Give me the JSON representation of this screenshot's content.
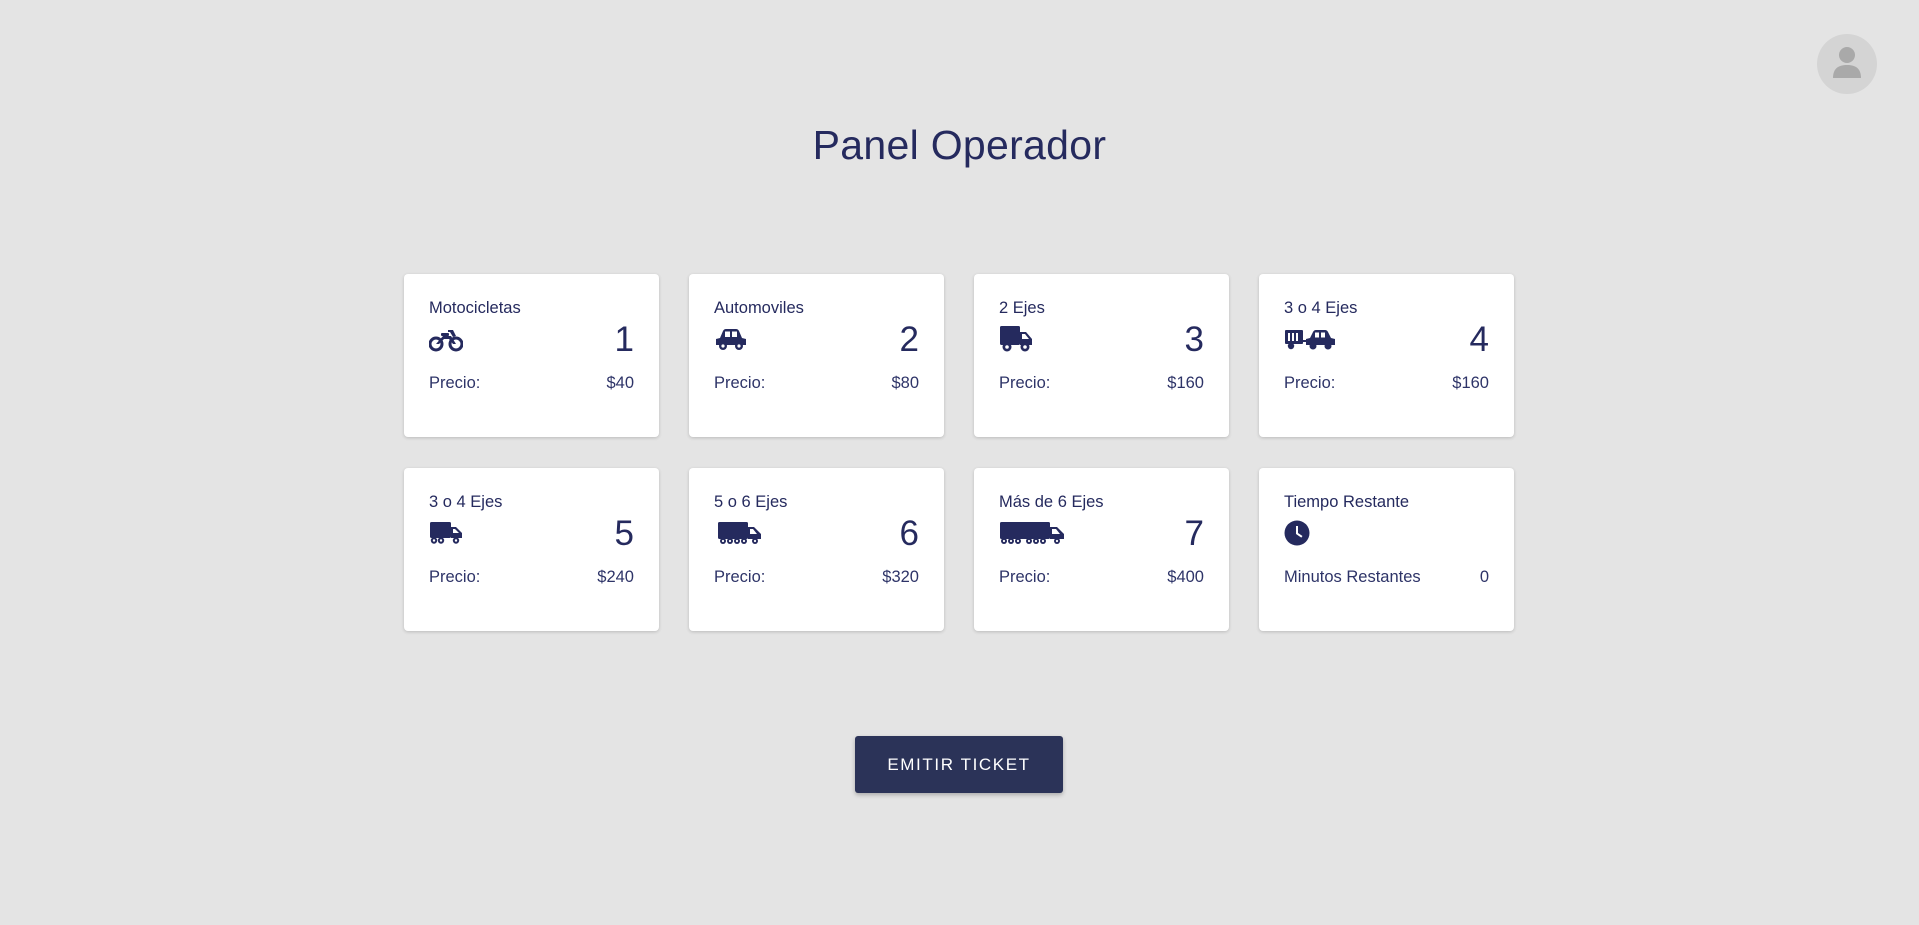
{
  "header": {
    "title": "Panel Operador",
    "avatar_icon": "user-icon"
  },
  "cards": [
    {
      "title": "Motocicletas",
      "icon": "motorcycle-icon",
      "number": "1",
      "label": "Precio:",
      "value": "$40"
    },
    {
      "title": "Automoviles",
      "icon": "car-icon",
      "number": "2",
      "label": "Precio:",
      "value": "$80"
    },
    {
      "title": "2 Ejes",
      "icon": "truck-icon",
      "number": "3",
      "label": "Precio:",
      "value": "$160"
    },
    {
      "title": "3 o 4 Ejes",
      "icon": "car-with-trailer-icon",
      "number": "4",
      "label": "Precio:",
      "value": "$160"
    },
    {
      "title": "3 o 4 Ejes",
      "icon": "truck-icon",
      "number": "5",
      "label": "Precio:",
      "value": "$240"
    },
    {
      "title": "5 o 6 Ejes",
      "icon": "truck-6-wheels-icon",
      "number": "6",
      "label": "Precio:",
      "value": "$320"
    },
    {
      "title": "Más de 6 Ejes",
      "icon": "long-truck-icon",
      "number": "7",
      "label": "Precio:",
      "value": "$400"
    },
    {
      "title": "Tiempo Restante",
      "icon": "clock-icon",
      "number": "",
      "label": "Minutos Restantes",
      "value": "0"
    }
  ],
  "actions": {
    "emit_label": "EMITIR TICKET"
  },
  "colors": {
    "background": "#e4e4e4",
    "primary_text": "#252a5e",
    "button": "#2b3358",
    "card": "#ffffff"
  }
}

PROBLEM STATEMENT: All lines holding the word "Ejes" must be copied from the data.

EXERCISE OUTPUT:
      "title": "2 Ejes",
      "title": "3 o 4 Ejes",
      "title": "3 o 4 Ejes",
      "title": "5 o 6 Ejes",
      "title": "Más de 6 Ejes",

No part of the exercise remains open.